[STUDY MATERIAL]
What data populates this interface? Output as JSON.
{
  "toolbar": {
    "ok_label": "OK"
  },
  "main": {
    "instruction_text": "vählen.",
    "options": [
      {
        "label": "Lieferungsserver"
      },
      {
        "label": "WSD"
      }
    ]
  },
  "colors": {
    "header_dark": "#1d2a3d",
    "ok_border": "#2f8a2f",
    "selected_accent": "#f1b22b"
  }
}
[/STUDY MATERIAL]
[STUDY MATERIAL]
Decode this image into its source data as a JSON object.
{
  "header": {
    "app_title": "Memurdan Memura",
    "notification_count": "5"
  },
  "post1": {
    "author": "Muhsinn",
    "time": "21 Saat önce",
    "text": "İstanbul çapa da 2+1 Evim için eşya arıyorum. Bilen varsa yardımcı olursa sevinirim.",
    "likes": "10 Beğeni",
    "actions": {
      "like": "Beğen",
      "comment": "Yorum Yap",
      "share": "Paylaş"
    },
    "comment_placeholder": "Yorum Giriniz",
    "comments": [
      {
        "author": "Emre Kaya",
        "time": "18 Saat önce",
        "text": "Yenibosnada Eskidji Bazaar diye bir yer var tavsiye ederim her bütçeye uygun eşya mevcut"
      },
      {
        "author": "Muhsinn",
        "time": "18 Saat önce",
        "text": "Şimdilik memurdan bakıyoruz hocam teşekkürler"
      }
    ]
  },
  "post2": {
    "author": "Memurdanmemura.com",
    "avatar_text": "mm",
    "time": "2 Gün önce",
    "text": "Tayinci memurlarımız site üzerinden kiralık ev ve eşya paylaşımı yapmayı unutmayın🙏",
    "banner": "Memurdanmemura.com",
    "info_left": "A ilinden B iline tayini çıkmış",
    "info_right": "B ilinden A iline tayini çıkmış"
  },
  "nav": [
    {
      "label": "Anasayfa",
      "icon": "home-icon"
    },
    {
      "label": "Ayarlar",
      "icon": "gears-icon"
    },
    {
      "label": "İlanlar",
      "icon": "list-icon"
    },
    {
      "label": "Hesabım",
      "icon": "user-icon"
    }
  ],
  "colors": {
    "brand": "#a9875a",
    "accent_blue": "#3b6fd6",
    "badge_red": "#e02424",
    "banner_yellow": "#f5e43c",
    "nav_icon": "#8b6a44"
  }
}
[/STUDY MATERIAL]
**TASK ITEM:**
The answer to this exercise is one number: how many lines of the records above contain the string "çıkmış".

**RESULT:**
2